Prospecting is the physical search for minerals, fossils, precious metals or mineral specimens, and is also known as fossicking.Prospecting is a small-scale form of mineral exploration which is an organised, large scale effort undertaken by mineral resource companies to find commercially viable ore...

 by searching for local mass concentrations.

Using the new device a series of experiments taking 4000 hours was carried out with Dezsö Pekár (1873–1953) and Jenő Fekete (1880–1943) starting in 1906. These were first presented at the 16th International Geodesic Conference in London in 1909, raising the accuracy to 1 in 100 million. Eötvös died in 1919, and the complete measurements were only published in 1922 by Pekár and Fekete.

Related studies

Eötvös also studied similar experiments being carried out by other teams on moving ships, which led to his development of the Eötvös effect
Eötvös effect
The Eötvös effect is the change in perceived gravitational force caused by the change in centrifugal acceleration resulting from eastbound or westbound velocity...

 to explain the small differences they measured. These were due to the additional accelerative forces due to the motion of the ships in relation to the Earth, an effect that was demonstrated on an additional run carried out on the Black Sea
Black Sea
The Black Sea is bounded by Europe, Anatolia and the Caucasus and is ultimately connected to the Atlantic Ocean via the Mediterranean and the Aegean seas and various straits. The Bosphorus strait connects it to the Sea of Marmara, and the strait of the Dardanelles connects that sea to the Aegean...

 in 1908.

In the 1930s a former student of Eötvös, János Renner (1889–1976), further improved the results to between 1 in 2 to 5 billion. Robert H. Dicke
Robert H. Dicke
Robert Henry Dicke was an American physicist who made important contributions to the fields of astrophysics, atomic physics, cosmology and gravity.-Biography:...

 with P. G. Roll and R. Krotkov re-ran the experiment much later using improved apparatus and further improved the accuracy to 1 in 100 billion. They also made several observations about the original experiment which suggested that the claimed accuracy was somewhat suspect. Re-examining the data in light of these concerns led to an apparent very slight effect that appeared to suggest that the equivalence principle was not exact, and changed with different types of material.

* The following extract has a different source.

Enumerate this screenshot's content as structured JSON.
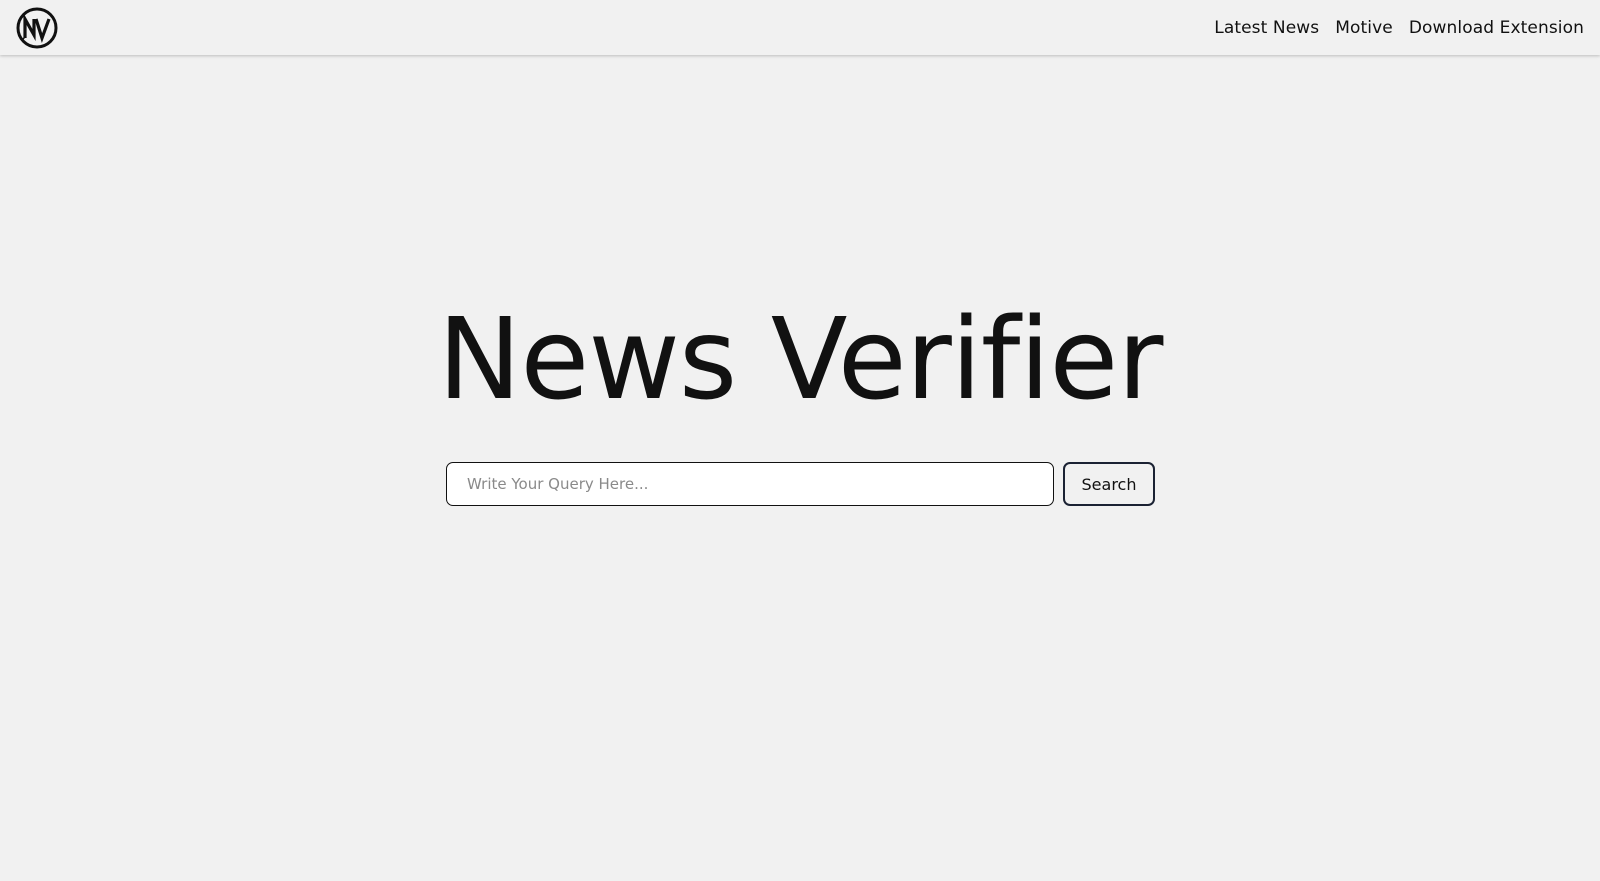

In the 1980s several new physics theories attempting to combine gravitation and quantum physics suggested that matter and anti-matter would be affected slightly differently by gravity. Combined with Dicke's claims there appeared to be a possibility that such a difference could be measured, this led to a new series of Eötvös-type experiments (as well as timed falls in evacuated columns) that eventually demonstrated no such effect. A side-effect of these experiments was a re-examination of the original Eötvös data, including detailed studies of the local stratigraphy
Stratigraphy, a branch of geology, studies rock layers and layering . It is primarily used in the study of sedimentary and layered volcanic rocks....

, the physical layout of the Physics Institute (which Eötvös had personally designed), and even the weather and other effects. The experiment is therefore well recorded.